I've gotta say no, it does not. The movie sets up that the creepy, "disturbed" loner (with the cop older brother) named Ollie (Théodore Pellerin) is the killer, so that clearly means it isn't him.

With that possibility scratched off, it's obvious that it's Zach, the angry rich kid in the clique played by Dale Whibley, who is behind it all. For one, he's got a Draco Malfoy look, plus he's the only one with the means to get his hands on a 3D printer. And if a dunce like me can predict the ending, then you know it is bad.

The other problem with There's Someone Inside Your House is that Zach has no motivation for many of the kills. We know why he kills his father, but why did he kill his buddy Rodrigo (Diego Josef)? And is Rodrigo's secret — that he takes prescription painkillers now and then — so horrible? The one thing that unites every kid in this school is that they all toke up (even the hyper-smart, NASA-bound Darby, played by Jesse LaTourette), so why would they be scandalized by this? Weird.

Also, finding out Makani's big backstory — that she is responsible for accidentally injuring an old friend (but the kid is okay now) — feels a smidge low stakes.

Finally, we're supposed to be scared by the 3D masks, but, honestly, they look weak. The masks barely look like the person they are supposed to look like. There's even a line of dialogue in the mix at one point explaining, "It looks like me!" or something, which I would guess is there because when the filmmakers got to post-production they saw they had a dud of an effect.

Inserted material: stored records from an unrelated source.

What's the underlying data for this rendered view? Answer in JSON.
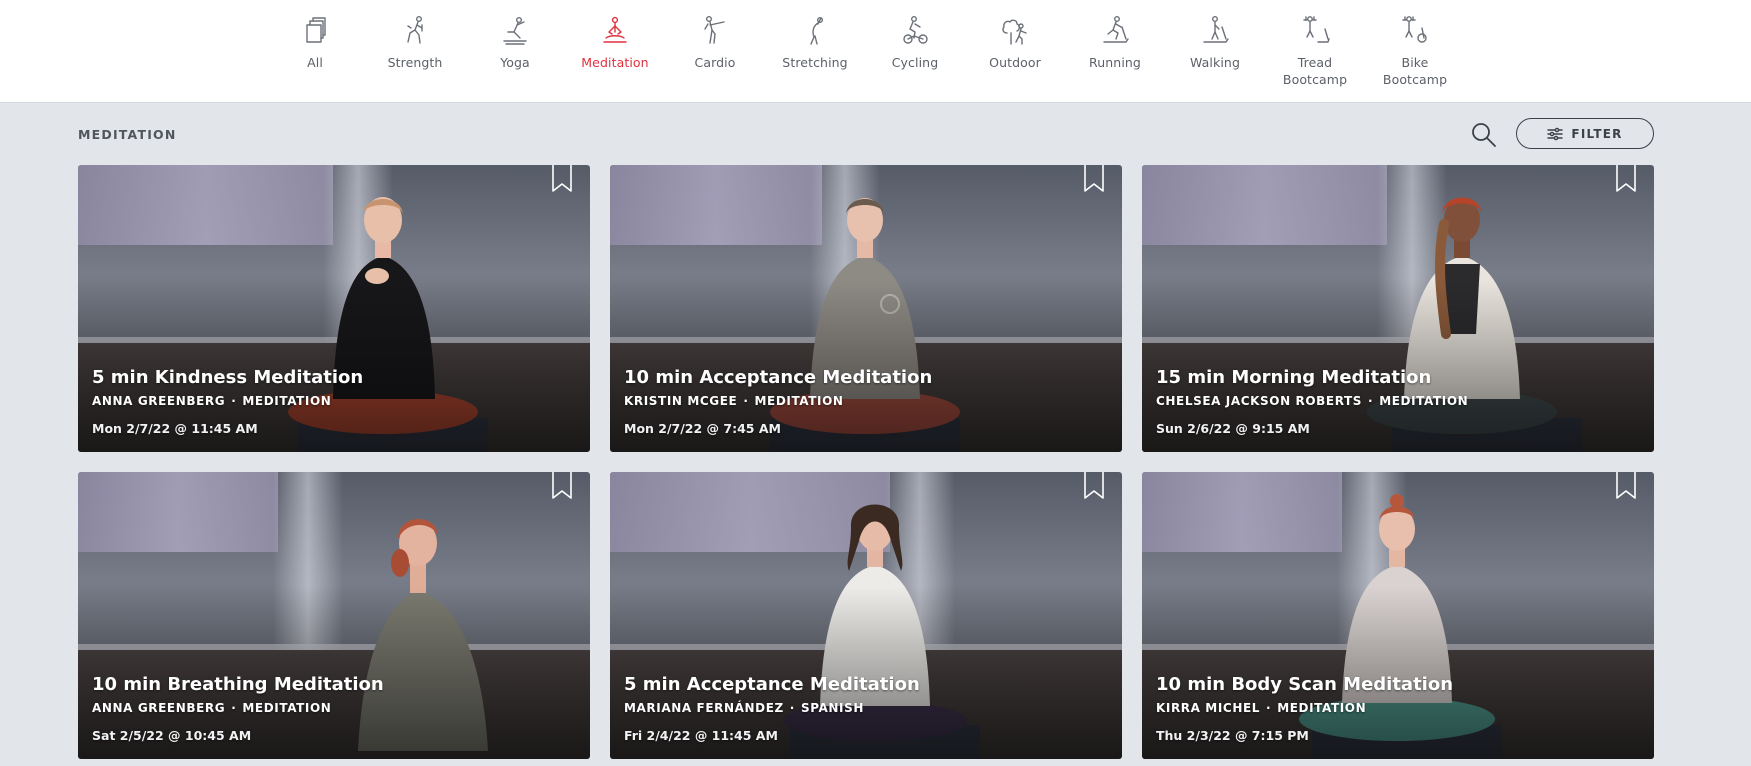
{
  "categories": [
    {
      "label": "All",
      "icon": "all-classes-icon"
    },
    {
      "label": "Strength",
      "icon": "strength-icon"
    },
    {
      "label": "Yoga",
      "icon": "yoga-icon"
    },
    {
      "label": "Meditation",
      "icon": "meditation-icon",
      "active": true
    },
    {
      "label": "Cardio",
      "icon": "cardio-icon"
    },
    {
      "label": "Stretching",
      "icon": "stretching-icon"
    },
    {
      "label": "Cycling",
      "icon": "cycling-icon"
    },
    {
      "label": "Outdoor",
      "icon": "outdoor-icon"
    },
    {
      "label": "Running",
      "icon": "running-icon"
    },
    {
      "label": "Walking",
      "icon": "walking-icon"
    },
    {
      "label": "Tread\nBootcamp",
      "icon": "tread-bootcamp-icon"
    },
    {
      "label": "Bike\nBootcamp",
      "icon": "bike-bootcamp-icon"
    }
  ],
  "section": {
    "title": "MEDITATION",
    "search_icon": "search-icon",
    "filter_label": "FILTER",
    "filter_icon": "sliders-icon"
  },
  "classes": [
    {
      "title": "5 min Kindness Meditation",
      "instructor": "ANNA GREENBERG",
      "discipline": "MEDITATION",
      "date": "Mon 2/7/22 @ 11:45 AM"
    },
    {
      "title": "10 min Acceptance Meditation",
      "instructor": "KRISTIN MCGEE",
      "discipline": "MEDITATION",
      "date": "Mon 2/7/22 @ 7:45 AM"
    },
    {
      "title": "15 min Morning Meditation",
      "instructor": "CHELSEA JACKSON ROBERTS",
      "discipline": "MEDITATION",
      "date": "Sun 2/6/22 @ 9:15 AM"
    },
    {
      "title": "10 min Breathing Meditation",
      "instructor": "ANNA GREENBERG",
      "discipline": "MEDITATION",
      "date": "Sat 2/5/22 @ 10:45 AM"
    },
    {
      "title": "5 min Acceptance Meditation",
      "instructor": "MARIANA FERNÁNDEZ",
      "discipline": "SPANISH",
      "date": "Fri 2/4/22 @ 11:45 AM"
    },
    {
      "title": "10 min Body Scan Meditation",
      "instructor": "KIRRA MICHEL",
      "discipline": "MEDITATION",
      "date": "Thu 2/3/22 @ 7:15 PM"
    }
  ],
  "colors": {
    "accent": "#e0313f",
    "page_bg": "#e2e5ea",
    "topbar_bg": "#ffffff",
    "icon_gray": "#6b7078"
  }
}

I don't want to totally slam this movie. It isn't bad so much as just not-good. The performances are solid, and there are some grace notes. Among them, the princess-y valedictorian loudly espousing her support of the non-binary Darby when they certainly didn't ask for it. I also liked the gag of people not really knowing the dictionary definition of the word "sociopath." This has long been a pet peeve of mine, and it was nice to see it addressed here.

It's a pity about There's Someone Inside Your House, but the good news is that there's surely another new teen horror on our streaming services ready to pounce when we least expect it!

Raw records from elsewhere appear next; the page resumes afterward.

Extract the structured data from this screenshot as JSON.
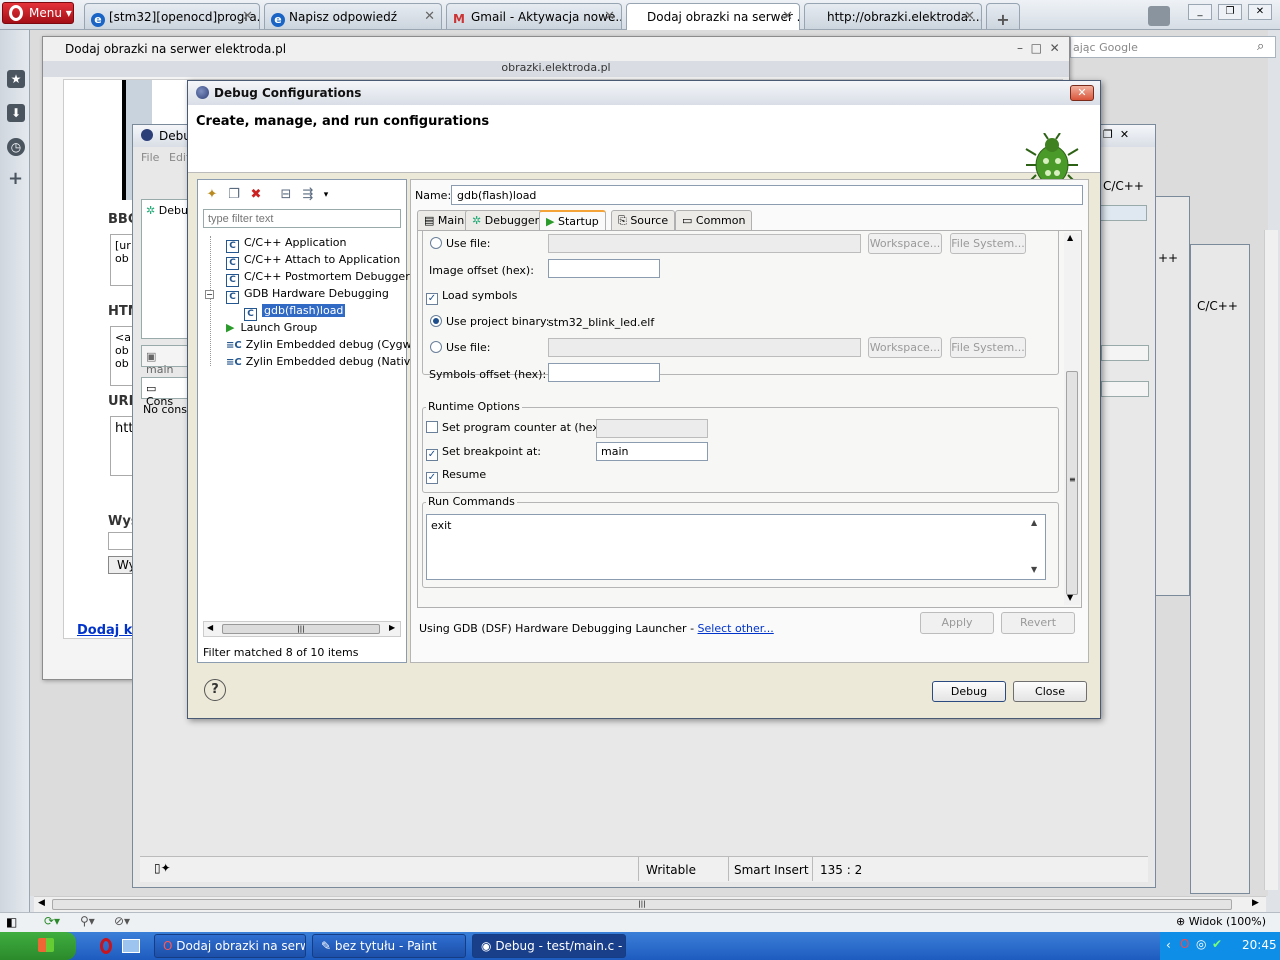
{
  "browser": {
    "menu_label": "Menu",
    "tabs": [
      {
        "label": "[stm32][openocd]progra...",
        "icon": "ie-icon"
      },
      {
        "label": "Napisz odpowiedź",
        "icon": "ie-icon"
      },
      {
        "label": "Gmail - Aktywacja nowe...",
        "icon": "gmail-icon"
      },
      {
        "label": "Dodaj obrazki na serwer ...",
        "icon": "none"
      },
      {
        "label": "http://obrazki.elektroda....",
        "icon": "none"
      }
    ],
    "search_placeholder": "ając Google",
    "zoom_label": "Widok (100%)"
  },
  "popup": {
    "title": "Dodaj obrazki na serwer elektroda.pl",
    "url": "obrazki.elektroda.pl",
    "partial_labels": {
      "bbc": "BBC",
      "htm": "HTM",
      "url": "URL",
      "wys": "Wys",
      "dodaj": "Dodaj ko",
      "ur": "[ur",
      "ob": "ob",
      "a": "<a",
      "htt": "htt",
      "wy": "Wy"
    }
  },
  "eclipse_bg": {
    "title": "Debu",
    "menu_file": "File",
    "menu_edit": "Edit",
    "debug_tab": "Debu",
    "main_tab": "main",
    "cons_tab": "Cons",
    "no_console": "No conso",
    "perspective": "C/C++",
    "perspective2": "C/C++",
    "status": {
      "writable": "Writable",
      "insert": "Smart Insert",
      "position": "135 : 2"
    }
  },
  "dialog": {
    "title": "Debug Configurations",
    "heading": "Create, manage, and run configurations",
    "filter_placeholder": "type filter text",
    "tree": [
      {
        "label": "C/C++ Application",
        "icon": "C",
        "indent": 1
      },
      {
        "label": "C/C++ Attach to Application",
        "icon": "C",
        "indent": 1
      },
      {
        "label": "C/C++ Postmortem Debugger",
        "icon": "C",
        "indent": 1
      },
      {
        "label": "GDB Hardware Debugging",
        "icon": "C",
        "indent": 1
      },
      {
        "label": "gdb(flash)load",
        "icon": "C",
        "indent": 2,
        "selected": true
      },
      {
        "label": "Launch Group",
        "icon": "launch-group-icon",
        "indent": 1
      },
      {
        "label": "Zylin Embedded debug (Cygwin)",
        "icon": "zylin-icon",
        "indent": 1
      },
      {
        "label": "Zylin Embedded debug (Native)",
        "icon": "zylin-icon",
        "indent": 1
      }
    ],
    "filter_status": "Filter matched 8 of 10 items",
    "name_label": "Name:",
    "name_value": "gdb(flash)load",
    "config_tabs": [
      "Main",
      "Debugger",
      "Startup",
      "Source",
      "Common"
    ],
    "active_tab": "Startup",
    "startup": {
      "use_file_1": "Use file:",
      "workspace_1": "Workspace...",
      "filesystem_1": "File System...",
      "image_offset": "Image offset (hex):",
      "load_symbols": "Load symbols",
      "use_project_binary": "Use project binary:",
      "project_binary": "stm32_blink_led.elf",
      "use_file_2": "Use file:",
      "workspace_2": "Workspace...",
      "filesystem_2": "File System...",
      "symbols_offset": "Symbols offset (hex):",
      "runtime_options": "Runtime Options",
      "set_pc": "Set program counter at (hex):",
      "set_breakpoint": "Set breakpoint at:",
      "breakpoint_value": "main",
      "resume": "Resume",
      "run_commands": "Run Commands",
      "run_commands_value": "exit"
    },
    "launcher_text": "Using GDB (DSF) Hardware Debugging Launcher - ",
    "select_other": "Select other...",
    "apply": "Apply",
    "revert": "Revert",
    "debug": "Debug",
    "close": "Close"
  },
  "taskbar": {
    "items": [
      "Dodaj obrazki na serw...",
      "bez tytułu - Paint",
      "Debug - test/main.c - ..."
    ],
    "clock": "20:45"
  },
  "colors": {
    "selection": "#316ac5",
    "taskbar": "#1f5bbf",
    "opera_red": "#c8141c"
  }
}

There's Someone Inside Your House is available to stream on Netflix.

Burkely Duffield, Sydney Park, Asjha Cooper, Jesse Latourette, and Dale Whibley, There's Someone Inside Your House

Burkely Duffield, Sydney Park, Asjha Cooper, Jesse Latourette, and Dale Whibley, There's Someone Inside Your House

David Bukach, Netflix